[Extracted data entries]
_ _ _ _ _ _ _

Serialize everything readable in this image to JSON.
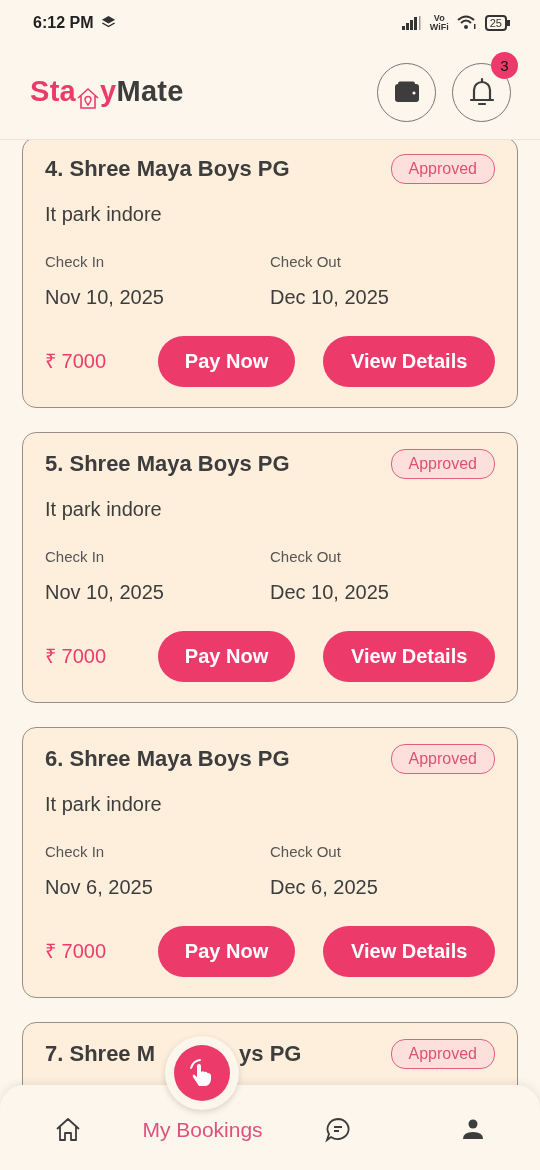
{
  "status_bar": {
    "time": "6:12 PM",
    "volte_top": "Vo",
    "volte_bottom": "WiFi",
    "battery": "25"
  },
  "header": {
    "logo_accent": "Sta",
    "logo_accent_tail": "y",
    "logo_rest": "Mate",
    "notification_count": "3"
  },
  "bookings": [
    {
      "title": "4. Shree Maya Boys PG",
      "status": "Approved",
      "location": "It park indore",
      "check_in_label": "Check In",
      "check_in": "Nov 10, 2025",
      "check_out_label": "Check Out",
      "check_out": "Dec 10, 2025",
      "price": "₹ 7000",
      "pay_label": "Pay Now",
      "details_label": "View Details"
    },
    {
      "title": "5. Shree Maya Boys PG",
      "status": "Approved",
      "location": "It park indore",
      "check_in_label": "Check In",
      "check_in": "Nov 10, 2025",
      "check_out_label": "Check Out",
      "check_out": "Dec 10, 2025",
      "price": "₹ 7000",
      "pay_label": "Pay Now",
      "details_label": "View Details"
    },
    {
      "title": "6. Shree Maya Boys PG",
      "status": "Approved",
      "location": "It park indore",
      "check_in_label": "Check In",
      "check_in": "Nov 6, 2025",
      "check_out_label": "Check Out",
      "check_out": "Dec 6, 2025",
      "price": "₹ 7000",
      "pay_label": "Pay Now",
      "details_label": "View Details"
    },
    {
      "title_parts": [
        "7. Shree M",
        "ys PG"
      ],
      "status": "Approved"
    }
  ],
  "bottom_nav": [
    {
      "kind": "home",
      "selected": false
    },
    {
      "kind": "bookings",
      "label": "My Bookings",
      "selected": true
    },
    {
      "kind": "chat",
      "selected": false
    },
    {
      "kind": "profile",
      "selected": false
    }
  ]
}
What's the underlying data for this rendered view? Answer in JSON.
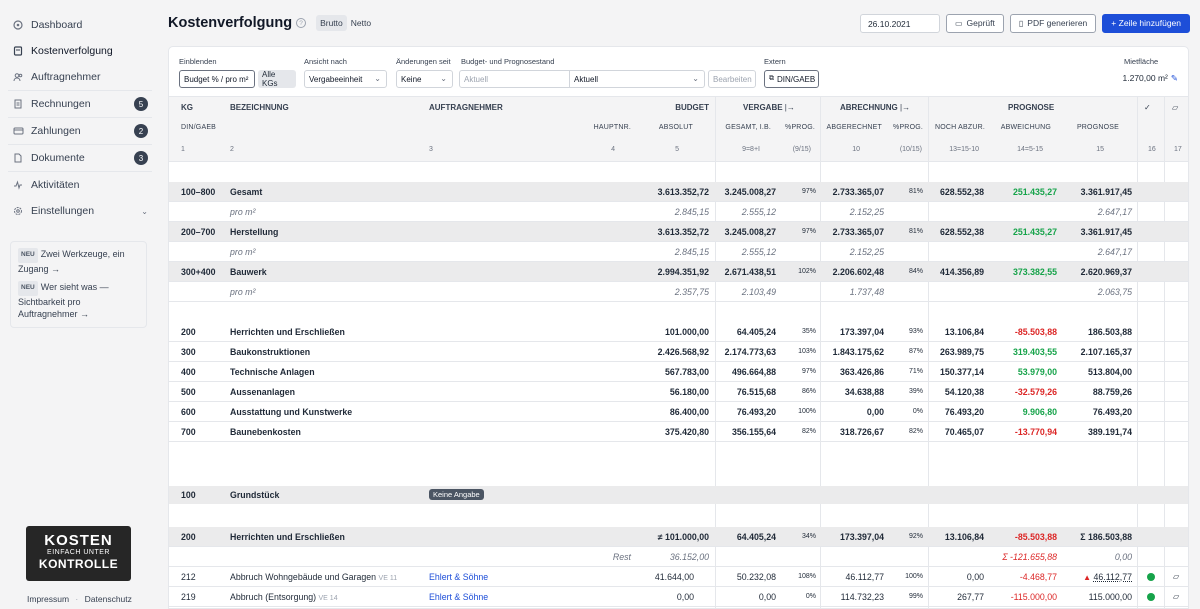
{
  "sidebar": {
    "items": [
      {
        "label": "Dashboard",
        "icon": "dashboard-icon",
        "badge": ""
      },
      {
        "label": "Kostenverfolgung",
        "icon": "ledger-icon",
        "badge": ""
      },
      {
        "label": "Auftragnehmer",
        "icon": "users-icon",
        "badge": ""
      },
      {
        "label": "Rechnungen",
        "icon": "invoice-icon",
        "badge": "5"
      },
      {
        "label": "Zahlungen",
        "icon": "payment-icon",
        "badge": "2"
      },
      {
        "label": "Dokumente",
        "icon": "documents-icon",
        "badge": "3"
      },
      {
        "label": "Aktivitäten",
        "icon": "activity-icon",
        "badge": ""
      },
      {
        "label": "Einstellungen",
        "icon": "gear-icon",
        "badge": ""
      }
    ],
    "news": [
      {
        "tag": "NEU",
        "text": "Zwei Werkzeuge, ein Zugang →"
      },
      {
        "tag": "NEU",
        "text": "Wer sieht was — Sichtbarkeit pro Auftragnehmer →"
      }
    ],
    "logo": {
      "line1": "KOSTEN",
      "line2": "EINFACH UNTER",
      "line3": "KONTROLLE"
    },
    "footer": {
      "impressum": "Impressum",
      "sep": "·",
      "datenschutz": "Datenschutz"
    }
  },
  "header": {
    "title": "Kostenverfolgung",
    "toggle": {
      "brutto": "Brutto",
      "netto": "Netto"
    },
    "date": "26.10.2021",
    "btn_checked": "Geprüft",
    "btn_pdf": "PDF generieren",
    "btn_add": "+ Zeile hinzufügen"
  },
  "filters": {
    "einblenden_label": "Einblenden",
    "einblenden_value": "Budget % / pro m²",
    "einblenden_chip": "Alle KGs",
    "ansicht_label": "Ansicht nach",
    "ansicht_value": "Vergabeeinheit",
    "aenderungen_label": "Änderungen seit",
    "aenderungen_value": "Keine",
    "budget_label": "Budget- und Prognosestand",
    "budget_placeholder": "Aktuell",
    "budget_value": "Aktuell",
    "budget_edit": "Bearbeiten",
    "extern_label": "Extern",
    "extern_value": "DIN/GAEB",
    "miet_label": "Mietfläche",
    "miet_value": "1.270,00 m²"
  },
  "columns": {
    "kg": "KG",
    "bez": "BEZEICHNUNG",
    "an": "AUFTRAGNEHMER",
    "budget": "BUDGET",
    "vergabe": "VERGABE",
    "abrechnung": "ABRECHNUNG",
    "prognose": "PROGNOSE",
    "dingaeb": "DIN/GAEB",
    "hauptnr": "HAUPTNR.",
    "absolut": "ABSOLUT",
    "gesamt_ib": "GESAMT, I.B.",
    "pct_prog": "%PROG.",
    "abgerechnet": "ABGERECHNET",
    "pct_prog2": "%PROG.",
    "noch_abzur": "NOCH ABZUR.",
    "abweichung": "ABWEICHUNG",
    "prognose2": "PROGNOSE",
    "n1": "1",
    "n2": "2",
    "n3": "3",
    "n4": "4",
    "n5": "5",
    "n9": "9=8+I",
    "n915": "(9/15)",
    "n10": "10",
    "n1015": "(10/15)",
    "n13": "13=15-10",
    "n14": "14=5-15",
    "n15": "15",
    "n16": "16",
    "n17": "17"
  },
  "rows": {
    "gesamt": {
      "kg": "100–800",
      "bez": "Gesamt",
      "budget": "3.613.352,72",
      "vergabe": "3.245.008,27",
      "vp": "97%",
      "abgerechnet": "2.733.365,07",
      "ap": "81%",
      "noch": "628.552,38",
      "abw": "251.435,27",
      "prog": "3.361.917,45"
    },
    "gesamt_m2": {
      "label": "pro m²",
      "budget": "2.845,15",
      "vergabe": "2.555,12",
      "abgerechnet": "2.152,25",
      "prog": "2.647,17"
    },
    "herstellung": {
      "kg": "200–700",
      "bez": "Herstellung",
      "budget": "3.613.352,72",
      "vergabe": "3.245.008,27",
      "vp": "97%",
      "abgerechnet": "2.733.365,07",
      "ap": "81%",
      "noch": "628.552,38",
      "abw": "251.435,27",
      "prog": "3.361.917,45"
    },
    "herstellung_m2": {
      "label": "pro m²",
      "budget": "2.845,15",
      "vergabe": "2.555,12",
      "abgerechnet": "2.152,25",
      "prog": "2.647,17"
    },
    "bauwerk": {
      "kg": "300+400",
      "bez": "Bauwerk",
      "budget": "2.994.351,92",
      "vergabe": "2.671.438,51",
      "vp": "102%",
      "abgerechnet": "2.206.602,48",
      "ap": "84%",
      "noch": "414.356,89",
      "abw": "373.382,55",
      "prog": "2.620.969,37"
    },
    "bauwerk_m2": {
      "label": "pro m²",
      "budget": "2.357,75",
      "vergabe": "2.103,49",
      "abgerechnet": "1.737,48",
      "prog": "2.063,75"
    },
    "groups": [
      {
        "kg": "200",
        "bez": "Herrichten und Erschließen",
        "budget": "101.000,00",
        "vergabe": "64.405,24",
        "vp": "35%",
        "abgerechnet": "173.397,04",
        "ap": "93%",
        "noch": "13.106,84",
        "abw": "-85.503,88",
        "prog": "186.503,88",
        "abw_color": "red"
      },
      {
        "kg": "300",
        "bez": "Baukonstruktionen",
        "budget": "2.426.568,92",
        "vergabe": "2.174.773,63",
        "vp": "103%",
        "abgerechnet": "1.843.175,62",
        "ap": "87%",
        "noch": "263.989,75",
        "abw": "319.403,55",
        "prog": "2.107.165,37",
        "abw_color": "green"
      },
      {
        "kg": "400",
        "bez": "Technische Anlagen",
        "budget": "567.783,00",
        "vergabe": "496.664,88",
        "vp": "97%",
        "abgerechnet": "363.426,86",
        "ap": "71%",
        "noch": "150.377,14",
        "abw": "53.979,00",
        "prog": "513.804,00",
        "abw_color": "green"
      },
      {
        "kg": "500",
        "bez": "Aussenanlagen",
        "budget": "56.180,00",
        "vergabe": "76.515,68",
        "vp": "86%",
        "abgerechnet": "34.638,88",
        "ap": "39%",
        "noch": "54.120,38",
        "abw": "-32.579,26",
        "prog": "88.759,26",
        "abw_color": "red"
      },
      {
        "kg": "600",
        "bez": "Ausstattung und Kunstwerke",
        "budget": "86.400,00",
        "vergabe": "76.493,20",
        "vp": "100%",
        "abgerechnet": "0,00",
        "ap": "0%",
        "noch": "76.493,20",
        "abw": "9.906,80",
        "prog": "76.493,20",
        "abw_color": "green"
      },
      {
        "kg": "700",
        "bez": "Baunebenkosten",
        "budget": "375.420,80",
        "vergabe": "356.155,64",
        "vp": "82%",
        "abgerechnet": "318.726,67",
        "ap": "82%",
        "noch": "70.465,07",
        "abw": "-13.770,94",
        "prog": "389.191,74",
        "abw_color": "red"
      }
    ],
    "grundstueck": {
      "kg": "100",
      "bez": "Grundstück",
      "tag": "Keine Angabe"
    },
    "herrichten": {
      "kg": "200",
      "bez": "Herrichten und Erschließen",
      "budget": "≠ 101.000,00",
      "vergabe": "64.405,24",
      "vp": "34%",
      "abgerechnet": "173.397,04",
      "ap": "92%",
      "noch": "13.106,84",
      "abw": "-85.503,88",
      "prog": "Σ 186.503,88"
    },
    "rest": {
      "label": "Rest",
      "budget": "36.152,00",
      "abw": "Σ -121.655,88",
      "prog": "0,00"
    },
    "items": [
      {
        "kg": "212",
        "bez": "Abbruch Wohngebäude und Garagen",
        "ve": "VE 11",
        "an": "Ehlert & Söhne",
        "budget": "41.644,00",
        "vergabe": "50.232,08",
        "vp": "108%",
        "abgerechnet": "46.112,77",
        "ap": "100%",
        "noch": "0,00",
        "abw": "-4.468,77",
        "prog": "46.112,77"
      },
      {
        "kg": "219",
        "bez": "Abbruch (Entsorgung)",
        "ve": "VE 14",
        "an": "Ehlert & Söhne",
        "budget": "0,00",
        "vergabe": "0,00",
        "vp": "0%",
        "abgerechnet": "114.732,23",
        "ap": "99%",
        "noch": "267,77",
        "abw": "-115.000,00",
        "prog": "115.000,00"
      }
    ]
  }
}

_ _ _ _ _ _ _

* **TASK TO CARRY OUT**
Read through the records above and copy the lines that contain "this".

* **EXERCISE OUTPUT**
Serialize everything readable in this image to JSON.
What's the underlying data for this rendered view? Answer in JSON.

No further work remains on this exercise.